▸ TO DO: All entries below are to be copied precisely as they appear.

BEGIN DATA FOR ANALYSIS

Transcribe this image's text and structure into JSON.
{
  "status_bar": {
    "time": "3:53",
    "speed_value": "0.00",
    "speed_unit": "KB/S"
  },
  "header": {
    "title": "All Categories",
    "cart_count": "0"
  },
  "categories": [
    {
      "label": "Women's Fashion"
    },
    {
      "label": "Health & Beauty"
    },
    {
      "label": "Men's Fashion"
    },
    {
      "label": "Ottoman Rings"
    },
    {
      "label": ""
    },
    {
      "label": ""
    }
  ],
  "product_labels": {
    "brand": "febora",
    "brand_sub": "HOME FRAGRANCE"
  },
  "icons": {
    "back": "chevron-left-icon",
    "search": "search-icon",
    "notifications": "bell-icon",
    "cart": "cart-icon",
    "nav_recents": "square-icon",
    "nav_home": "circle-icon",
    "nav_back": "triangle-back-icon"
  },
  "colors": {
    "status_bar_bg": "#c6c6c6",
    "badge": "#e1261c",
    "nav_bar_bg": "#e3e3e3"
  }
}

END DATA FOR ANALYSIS

▸ WRITTEN RESPONSE:
Transcribe this image's text and structure into JSON.
{
  "status_bar": {
    "time": "3:53",
    "speed_value": "0.00",
    "speed_unit": "KB/S"
  },
  "header": {
    "title": "All Categories",
    "cart_count": "0"
  },
  "categories": [
    {
      "label": "Women's Fashion"
    },
    {
      "label": "Health & Beauty"
    },
    {
      "label": "Men's Fashion"
    },
    {
      "label": "Ottoman Rings"
    },
    {
      "label": ""
    },
    {
      "label": ""
    }
  ],
  "product_labels": {
    "brand": "febora",
    "brand_sub": "HOME FRAGRANCE"
  },
  "icons": {
    "back": "chevron-left-icon",
    "search": "search-icon",
    "notifications": "bell-icon",
    "cart": "cart-icon",
    "nav_recents": "square-icon",
    "nav_home": "circle-icon",
    "nav_back": "triangle-back-icon"
  },
  "colors": {
    "status_bar_bg": "#c6c6c6",
    "badge": "#e1261c",
    "nav_bar_bg": "#e3e3e3"
  }
}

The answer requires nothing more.